Fool Me Twice – In the Hole

Fool Me Twice

In the blink of an eye I pulled out my pistol and fired a shot just inches from him, causing him to jump back in surprise. “Please, Paddy! Don’t! Holy shit, I’ll…”

I fired another round into the dirt in front of him, “Get your ass back in that hole!”

He started to stand. But when I fired another shot, he quickly complied with my order, but stopped just short of climbing all the way into the grave with Louie.

“Paddy, don’t do, this!”

“I said, get… back… in the hole, now!”

My words had their intended effect, and he slowly eased back into the ground.

I absolutely hated what I was about to do. Indeed, it was completely out of character for me. But frankly, he’d left me no other choice.

When you’ve had the rug pulled from under you as much as I had, sooner or later something had to give.

In the blink of an eye I pulled out my pistol and fired a shot just inches from him, causing him to jump back in surprise. “Please, Paddy! Don’t! Holy shit, I’ll…”

I fired another round into the dirt in front of him, “Get your ass back in that hole!”

He started to stand. But when I fired another shot, he quickly complied with my order, but stopped just short of climbing all the way into the grave with Louie.

“Paddy, don’t do, this!”

“I said, get… back… in the hole, now!”

My words had their intended effect, and he slowly eased back into the ground.

I absolutely hated what I was about to do. Indeed, it was completely out of character for me. But frankly, he’d left me no other choice.

When you’ve had the rug pulled from under you as much as I had, sooner or later something had to give.

Now, I know what you’re thinking.

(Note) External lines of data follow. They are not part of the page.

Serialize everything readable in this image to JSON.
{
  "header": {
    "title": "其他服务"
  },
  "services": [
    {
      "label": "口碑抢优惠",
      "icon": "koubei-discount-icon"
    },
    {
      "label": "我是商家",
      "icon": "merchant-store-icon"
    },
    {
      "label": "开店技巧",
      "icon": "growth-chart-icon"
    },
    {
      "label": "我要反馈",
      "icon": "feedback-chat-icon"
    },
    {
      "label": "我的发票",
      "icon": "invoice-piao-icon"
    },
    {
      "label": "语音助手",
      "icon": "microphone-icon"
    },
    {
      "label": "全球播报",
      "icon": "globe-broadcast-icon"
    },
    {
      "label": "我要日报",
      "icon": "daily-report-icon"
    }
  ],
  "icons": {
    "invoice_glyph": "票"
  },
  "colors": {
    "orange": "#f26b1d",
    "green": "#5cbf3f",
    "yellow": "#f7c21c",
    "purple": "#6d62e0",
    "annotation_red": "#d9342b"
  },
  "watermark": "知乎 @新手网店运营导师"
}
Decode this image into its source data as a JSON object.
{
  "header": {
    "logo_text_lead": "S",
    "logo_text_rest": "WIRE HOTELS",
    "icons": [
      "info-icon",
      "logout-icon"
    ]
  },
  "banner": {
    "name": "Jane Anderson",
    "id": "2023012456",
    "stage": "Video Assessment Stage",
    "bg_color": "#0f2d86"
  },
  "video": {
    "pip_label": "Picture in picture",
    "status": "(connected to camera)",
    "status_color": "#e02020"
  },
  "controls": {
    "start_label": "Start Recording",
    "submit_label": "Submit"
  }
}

You probably think I’m one of those nut cases who get their jollies out of making other people suffer. They’re called sociopaths, or psychopaths. And although I’ve met plenty of them in prison, I’m not one of them.

Never have been.

Psychopaths will freely admit to enjoying nothing more than torturing cute, furry little animals just for shits and giggles.

But me?

I have a heart.

I just wanted to be sure Mac was telling me the truth.

That he wasn’t playing me for a fool again.

As he got down on his knees, I slowly eased the hammer back on my pistol.

“All right, Mac. This is your final chance.” I pointed the gun at his face. “Where is my money?”

With trembling hands, he wiped the dirt and sweat from his eyes, pleading with me to change my mind.

“Paddy, look, I don’t know where it is. But I swear it! We’ll find out! If we can just—”

“No, Mac” I said, shaking my head. “I’m sorry. There’s no more we. It’s just me now. You’re through.”

“Think about what your about to do, Paddy.”

I tightened my grip on the trigger, “I already have, Mac. Believe me. I already have.”

And as my finger closed around the trigger, Mac cringed and closed his eyes.

I pulled the trigger.

And before the shot even finished echoing through the surrounding woods, a small trickle of blood began coursing a path down Mac’s dirt-smeared face.